[Source records]
+++++

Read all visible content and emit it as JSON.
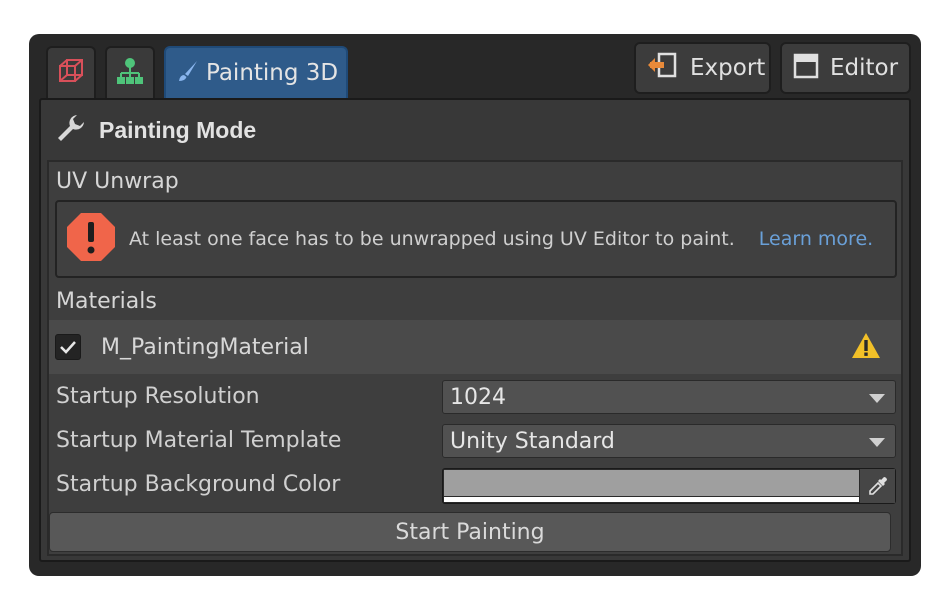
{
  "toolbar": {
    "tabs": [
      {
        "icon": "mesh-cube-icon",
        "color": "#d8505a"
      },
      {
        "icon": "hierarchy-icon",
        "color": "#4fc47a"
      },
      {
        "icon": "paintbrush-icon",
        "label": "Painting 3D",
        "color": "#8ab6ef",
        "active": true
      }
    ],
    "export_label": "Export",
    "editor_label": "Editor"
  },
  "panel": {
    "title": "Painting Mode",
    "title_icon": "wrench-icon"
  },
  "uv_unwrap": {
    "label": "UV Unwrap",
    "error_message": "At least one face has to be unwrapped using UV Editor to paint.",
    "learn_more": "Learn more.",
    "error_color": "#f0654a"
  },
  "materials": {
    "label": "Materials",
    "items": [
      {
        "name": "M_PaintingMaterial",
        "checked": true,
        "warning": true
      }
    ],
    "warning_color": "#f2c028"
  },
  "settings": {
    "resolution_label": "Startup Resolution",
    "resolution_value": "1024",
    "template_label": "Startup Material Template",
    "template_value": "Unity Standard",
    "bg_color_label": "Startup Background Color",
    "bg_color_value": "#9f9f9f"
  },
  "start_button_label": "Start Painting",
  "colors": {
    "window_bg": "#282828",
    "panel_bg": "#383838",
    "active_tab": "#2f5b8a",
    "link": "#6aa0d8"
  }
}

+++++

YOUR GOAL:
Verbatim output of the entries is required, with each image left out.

SOLUTION TO THIS EXERCISE:
Read all visible content and emit it as JSON.
{
  "toolbar": {
    "tabs": [
      {
        "icon": "mesh-cube-icon",
        "color": "#d8505a"
      },
      {
        "icon": "hierarchy-icon",
        "color": "#4fc47a"
      },
      {
        "icon": "paintbrush-icon",
        "label": "Painting 3D",
        "color": "#8ab6ef",
        "active": true
      }
    ],
    "export_label": "Export",
    "editor_label": "Editor"
  },
  "panel": {
    "title": "Painting Mode",
    "title_icon": "wrench-icon"
  },
  "uv_unwrap": {
    "label": "UV Unwrap",
    "error_message": "At least one face has to be unwrapped using UV Editor to paint.",
    "learn_more": "Learn more.",
    "error_color": "#f0654a"
  },
  "materials": {
    "label": "Materials",
    "items": [
      {
        "name": "M_PaintingMaterial",
        "checked": true,
        "warning": true
      }
    ],
    "warning_color": "#f2c028"
  },
  "settings": {
    "resolution_label": "Startup Resolution",
    "resolution_value": "1024",
    "template_label": "Startup Material Template",
    "template_value": "Unity Standard",
    "bg_color_label": "Startup Background Color",
    "bg_color_value": "#9f9f9f"
  },
  "start_button_label": "Start Painting",
  "colors": {
    "window_bg": "#282828",
    "panel_bg": "#383838",
    "active_tab": "#2f5b8a",
    "link": "#6aa0d8"
  }
}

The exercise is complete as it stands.